Practical ways to prevent sickness from spreading this seasonFriday, February 10, 2012 By Taylor Cole

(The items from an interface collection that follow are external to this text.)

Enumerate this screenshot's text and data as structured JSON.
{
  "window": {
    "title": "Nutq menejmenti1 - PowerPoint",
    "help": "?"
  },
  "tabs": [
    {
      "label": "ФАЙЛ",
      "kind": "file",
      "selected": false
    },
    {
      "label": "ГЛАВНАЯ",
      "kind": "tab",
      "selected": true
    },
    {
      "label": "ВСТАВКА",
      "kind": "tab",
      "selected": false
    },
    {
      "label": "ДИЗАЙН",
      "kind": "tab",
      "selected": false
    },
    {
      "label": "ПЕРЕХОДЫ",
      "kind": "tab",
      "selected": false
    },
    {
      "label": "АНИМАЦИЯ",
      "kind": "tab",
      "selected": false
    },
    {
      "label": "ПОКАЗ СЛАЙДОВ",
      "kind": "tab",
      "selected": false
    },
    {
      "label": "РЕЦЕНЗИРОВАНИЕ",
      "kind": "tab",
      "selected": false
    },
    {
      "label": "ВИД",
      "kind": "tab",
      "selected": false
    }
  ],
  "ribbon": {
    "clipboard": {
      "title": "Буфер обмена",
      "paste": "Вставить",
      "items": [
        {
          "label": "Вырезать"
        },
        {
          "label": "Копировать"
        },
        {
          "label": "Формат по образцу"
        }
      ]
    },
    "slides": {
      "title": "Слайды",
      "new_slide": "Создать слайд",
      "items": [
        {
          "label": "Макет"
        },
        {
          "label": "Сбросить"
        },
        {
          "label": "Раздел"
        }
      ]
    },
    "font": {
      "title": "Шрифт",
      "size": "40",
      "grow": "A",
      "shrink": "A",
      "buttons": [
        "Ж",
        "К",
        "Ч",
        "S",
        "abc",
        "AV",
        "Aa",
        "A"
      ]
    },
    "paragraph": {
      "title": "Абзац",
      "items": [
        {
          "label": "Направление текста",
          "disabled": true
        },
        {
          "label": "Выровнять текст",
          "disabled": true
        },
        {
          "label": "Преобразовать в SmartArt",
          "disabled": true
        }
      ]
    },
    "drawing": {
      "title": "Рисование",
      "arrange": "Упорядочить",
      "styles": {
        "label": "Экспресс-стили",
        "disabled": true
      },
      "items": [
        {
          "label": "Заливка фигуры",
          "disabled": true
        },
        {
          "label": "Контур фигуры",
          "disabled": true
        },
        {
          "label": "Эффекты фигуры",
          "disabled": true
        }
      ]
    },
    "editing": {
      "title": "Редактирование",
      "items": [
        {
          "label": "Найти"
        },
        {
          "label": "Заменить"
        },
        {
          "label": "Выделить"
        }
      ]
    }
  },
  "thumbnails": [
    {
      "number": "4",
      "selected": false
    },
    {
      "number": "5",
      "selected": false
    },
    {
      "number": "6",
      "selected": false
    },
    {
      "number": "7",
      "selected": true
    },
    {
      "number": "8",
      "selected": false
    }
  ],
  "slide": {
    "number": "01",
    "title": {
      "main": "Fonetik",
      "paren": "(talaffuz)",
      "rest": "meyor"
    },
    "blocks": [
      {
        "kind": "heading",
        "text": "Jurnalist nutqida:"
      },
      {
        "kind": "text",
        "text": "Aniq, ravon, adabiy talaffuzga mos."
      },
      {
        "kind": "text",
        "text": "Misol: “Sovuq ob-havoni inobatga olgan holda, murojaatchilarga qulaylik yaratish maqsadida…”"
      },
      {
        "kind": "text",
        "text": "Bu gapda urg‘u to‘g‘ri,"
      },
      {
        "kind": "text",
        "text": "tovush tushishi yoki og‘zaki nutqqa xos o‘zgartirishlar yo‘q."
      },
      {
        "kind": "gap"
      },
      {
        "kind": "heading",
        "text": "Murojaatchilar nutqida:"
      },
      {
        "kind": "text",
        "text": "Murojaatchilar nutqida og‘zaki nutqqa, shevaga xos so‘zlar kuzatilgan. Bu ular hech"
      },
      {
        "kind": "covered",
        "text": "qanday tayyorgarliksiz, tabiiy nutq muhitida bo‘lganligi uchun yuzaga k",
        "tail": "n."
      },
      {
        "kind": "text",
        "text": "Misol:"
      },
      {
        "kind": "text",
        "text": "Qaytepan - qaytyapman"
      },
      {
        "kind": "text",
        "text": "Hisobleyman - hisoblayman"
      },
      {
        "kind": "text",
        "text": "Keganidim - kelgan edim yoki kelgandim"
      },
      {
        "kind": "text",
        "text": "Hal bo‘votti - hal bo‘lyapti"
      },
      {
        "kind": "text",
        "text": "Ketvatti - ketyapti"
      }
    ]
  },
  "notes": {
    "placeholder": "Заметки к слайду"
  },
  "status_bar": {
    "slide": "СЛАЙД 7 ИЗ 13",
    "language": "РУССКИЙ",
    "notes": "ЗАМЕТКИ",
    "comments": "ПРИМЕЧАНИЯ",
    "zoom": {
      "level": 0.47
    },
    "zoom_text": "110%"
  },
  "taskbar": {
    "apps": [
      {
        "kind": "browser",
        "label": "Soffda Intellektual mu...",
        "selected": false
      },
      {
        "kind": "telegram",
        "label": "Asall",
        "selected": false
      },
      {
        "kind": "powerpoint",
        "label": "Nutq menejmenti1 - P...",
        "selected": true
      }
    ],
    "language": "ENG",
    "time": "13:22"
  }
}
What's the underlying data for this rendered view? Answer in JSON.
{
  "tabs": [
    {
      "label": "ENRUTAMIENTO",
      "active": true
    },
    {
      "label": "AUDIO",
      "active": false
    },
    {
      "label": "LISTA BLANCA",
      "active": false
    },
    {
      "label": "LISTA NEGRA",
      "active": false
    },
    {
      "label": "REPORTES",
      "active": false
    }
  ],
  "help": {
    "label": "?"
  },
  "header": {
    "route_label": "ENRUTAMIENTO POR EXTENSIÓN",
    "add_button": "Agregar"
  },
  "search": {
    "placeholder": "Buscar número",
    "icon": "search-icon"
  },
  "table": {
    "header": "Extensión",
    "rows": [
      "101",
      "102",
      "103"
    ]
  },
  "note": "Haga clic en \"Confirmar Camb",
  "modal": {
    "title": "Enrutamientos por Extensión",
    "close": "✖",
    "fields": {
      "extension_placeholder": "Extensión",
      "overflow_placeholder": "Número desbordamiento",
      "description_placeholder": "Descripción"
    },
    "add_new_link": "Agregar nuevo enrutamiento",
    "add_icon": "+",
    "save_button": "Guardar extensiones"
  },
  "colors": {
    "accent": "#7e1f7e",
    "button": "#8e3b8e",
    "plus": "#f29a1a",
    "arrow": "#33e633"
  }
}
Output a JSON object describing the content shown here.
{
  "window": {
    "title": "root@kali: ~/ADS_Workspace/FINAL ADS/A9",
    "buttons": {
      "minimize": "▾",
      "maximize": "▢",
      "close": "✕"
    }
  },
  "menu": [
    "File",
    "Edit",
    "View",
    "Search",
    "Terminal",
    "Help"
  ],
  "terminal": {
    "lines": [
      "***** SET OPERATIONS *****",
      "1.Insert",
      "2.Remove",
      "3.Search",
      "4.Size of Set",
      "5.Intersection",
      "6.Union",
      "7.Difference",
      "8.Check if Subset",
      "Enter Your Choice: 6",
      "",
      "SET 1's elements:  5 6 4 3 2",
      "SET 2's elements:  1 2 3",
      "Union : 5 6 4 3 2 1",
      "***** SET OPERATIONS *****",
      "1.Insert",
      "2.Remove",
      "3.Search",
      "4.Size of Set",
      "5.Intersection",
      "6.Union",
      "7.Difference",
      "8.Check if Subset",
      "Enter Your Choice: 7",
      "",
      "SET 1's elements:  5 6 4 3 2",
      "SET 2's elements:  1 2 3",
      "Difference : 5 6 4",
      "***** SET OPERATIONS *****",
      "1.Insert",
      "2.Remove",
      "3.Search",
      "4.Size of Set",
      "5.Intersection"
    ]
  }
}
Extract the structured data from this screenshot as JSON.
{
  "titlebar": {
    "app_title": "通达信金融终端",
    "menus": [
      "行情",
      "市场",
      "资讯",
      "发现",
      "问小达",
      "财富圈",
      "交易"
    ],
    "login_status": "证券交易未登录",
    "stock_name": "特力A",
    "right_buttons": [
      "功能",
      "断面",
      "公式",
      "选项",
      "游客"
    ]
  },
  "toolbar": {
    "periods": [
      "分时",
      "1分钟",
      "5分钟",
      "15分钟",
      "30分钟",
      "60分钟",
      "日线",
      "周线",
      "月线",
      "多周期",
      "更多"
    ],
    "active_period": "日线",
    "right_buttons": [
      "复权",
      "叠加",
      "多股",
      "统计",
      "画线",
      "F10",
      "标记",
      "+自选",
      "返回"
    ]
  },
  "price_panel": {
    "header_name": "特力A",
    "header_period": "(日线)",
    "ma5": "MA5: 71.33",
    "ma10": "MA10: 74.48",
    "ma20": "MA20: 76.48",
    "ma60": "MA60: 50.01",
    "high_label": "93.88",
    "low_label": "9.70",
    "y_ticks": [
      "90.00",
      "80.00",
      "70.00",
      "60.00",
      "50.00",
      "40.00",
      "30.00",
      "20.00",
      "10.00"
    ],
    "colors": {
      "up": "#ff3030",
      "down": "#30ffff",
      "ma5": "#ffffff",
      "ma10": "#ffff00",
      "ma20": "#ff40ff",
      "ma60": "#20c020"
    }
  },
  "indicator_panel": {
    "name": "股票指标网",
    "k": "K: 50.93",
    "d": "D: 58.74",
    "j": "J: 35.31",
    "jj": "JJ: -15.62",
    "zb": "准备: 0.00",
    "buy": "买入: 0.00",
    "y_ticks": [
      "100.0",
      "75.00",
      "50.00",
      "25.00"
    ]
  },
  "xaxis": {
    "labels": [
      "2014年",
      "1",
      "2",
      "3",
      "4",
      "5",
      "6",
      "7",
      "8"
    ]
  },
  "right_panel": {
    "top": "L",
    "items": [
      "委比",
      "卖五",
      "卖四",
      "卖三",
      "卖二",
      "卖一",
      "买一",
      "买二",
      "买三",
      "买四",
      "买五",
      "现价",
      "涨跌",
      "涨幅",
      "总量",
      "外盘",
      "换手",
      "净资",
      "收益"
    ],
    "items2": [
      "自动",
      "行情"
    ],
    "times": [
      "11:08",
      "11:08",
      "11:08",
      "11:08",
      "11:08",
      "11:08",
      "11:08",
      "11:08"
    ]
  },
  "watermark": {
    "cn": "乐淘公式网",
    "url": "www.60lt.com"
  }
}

"Contagion" sheds light on what could be known as a scary future and should be a reminder that we never want to let our germs take us over. In the movie, the origin of the deadly virus is "one contact, one instant." The spread of germs leads to a disease that kills millions. While nothing that drastic will ever happen at OHS, there are many practical methods students can use to prevent sickness. According to the Centers for Disease Control and Prevention, "if you don’t wash your hands frequently, you can pick up germs from other sources and then infect yourself." Students are at risk every time they touch their eyes, nose, or mouth. In fact, one of the most common ways people catch colds is by rubbing their nose or their eyes after the cold virus has gotten on their hands. The most effective way of preventing the spread of germs is washing your hands, which is something that students at OHS don’t do enough. Justin Steckman, a senior, claims he has seen a number of males not washing their hands after using the restroom. While Steckman may not worry about germs as often because they are so common, he would have to agree with Ruth Zinici, a senior, that hand washing should be a common courtesy and proper etiquette. "[Some students] have no respect for themselves or others," Steckman said. "If they did, they would take the extra few minutes to wash their hands." The truth is, washing your hands doesn’t take minutes, but seconds. Just 20 seconds with warm water and soap effectively sanitizes. I see too many people only rinsing their hands off in order to avoid receiving dirty looks for not doing so. According to the American journal of infection control, students don’t wash their hands often or well. In one study, only 58 percent of female and 48 percent of male middle and high school students washed their hands after using the restroom, and of these, only 33 percent of the females and 8 percent of the males used soap. Students have learned from a young age to cough and sneeze into their elbows in order to prevent spreading sickness from person to person, but it seems they are still uninformed. "All students should become aware of the harms of bacteria," Zinici said. "If people made washing their hands a habit then sickness may not be as prevalent." The most reoccurring ailment at OHS as of recently is upper respiratory infection. It entails headache, sinus and nasal congestion, stuffy nose, runny nose and sore throat. It’s spread through coughing, not covering your mouth and not washing your hands. Often times, however, the soap dispensers in the school lavatories are empty and the faucets don’t spout warm water. Without the necessary materials in which to ensure clean hands, OHS should expect more illness in the upcoming winter months. "The soap is supposed to filled when the restrooms are cleaned, but if they are not, then no one’s telling us," said Tim Vaughn, head of maintenance. "Just let us know and we’ll get it taken care of." While commitment to hand washing requires the dedication of time and supplies, the costs of not washing are far greater than the cost of washing. School achievement is affected by the number of students absent. It not only puts the sick students behind, but often makes other students have to wait for them to catch up. That being said, if you should find yourself vomiting, sick or just not feeling well, stay at home. Too many students come to school when they aren’t feeling well and it spreads germs quickly. "They come with fevers and really bad colds that turn into sinus infections and they’re not treating the symptoms before they reach bacterial infections," said Bridget Reynolds, school nurse. Some students have obligations that make coming to school every day mandatory. If students are absent more than six days they lose Rio Salado credit and athletes come to school so they can practice to ensure that they get to play. According to an ABC news broadcast, "Hand Washing Rates at All Time High," 80 percent of infectious diseases are passed through human contact, but they are also spread through the air. "Just breathing spreads sickness," Reynolds said. "Everyone breathes the same air in a class room and it’s the same air circulation." Keeping your body in tip-top shape is a beneficial defense against contagions. "The most important things are washing your hands, eating healthy, staying hydrated and getting enough rest," Reynolds said. "Those things will keep you from getting illnesses."